Gypsum and some related minerals can be formed when water reacts with other rocks and minerals. The presence of gypsum and its cousin, bassinite, along with physical evidence of alluvial flow patterns previously seen during the Mars Science Laboratory mission, could indicate that the Yellowknife Bay area once was home to ponds created by runoff or subsurface water that had percolated to the surface.
Read about the Yellowknife Road.
About the photo:
The Mars Science Laboratory's Curiosity Rover recently took this photo of the Martian landscape looking toward Mount Sharp while on its way toward Yellowknife Bay—an area where researchers have found minerals indicating the past presence of water. (NASA Photo)
Don’t tell the young women engineers at Pantex that engineering is a career for men only. They just spent their Saturday making sure that old-fashioned notion winds up in the dustbin of history.
The half-dozen young Pantexans, all around their mid-20s, put on a workshop called “Smart Cookies” to show more than 40 Girl Scouts that engineering is a great career for everyone, especially young women.
Savannah Gates, a process engineer at Pantex, says there is no doubt that engineering has traditionally been viewed as a man’s career field, but that is changing. Gates was joined by her fellow engineers Ashley Latta, Brandy Ramirez, Sarah Cox, Jessie Phifer, Raquel Barrera and Halianne Crawford in organizing the workshop. The Pantex engineers demonstrated the principles of a variety of types of engineering, including electrical, mechanical, civil and chemical.
The activities ranged from making a homemade battery from foil, pennies and paper towels soaked in a vinegar-salt solution to building cars powered by the kinetic energy of a mousetrap.

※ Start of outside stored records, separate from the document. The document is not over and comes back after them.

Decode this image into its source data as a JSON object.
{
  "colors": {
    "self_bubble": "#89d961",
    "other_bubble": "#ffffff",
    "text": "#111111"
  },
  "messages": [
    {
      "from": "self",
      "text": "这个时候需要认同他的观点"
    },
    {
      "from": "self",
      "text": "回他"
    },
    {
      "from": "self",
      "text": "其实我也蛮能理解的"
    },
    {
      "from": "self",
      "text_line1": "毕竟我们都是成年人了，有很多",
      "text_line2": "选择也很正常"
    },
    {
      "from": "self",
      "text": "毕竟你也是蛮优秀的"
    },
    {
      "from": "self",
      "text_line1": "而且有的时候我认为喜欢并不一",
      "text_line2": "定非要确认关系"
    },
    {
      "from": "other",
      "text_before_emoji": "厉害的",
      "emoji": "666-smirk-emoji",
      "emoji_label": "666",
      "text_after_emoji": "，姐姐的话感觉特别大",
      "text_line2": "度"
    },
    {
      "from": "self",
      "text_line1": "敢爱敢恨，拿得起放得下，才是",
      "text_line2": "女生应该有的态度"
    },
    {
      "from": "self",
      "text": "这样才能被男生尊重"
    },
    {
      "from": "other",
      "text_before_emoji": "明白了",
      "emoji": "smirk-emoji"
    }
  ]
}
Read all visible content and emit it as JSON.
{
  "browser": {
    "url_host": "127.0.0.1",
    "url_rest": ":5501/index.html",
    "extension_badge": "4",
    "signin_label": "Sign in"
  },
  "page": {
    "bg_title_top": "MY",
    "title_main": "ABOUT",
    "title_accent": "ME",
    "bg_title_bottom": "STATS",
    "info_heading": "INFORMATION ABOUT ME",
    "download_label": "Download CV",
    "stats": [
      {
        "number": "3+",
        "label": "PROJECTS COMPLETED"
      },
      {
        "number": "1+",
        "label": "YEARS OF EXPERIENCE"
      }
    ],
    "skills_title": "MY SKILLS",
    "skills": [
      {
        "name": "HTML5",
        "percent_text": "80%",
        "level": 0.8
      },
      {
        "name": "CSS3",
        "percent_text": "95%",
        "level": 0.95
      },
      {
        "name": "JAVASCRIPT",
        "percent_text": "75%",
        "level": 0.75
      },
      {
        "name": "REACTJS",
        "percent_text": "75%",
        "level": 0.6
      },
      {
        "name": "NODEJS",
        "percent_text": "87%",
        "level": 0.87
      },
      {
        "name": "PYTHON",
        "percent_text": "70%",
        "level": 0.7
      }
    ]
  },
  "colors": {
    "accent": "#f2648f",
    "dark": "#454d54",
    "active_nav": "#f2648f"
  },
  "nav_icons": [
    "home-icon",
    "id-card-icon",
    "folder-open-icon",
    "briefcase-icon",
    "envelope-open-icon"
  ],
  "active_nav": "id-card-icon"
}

The mousetrap cars proved so entertaining for the Girl Scouts, and took up so much of the day, that the women engineers were forced to postpone several other engineering activities that will be used as the basis of a second workshop later this year.
About cover photo:
A group of Pantex engineers hoist a B61 training unit at Pantex recently. The women joined together to put on a workshop this weekend to show Girl Scouts that engineering is an attractive field for women. Pictured clockwise from left are: Ashley Latta, Brandy Ramirez, Sarah Cox, Jessie Phifer, Savannah Gates and Raquel Barrera.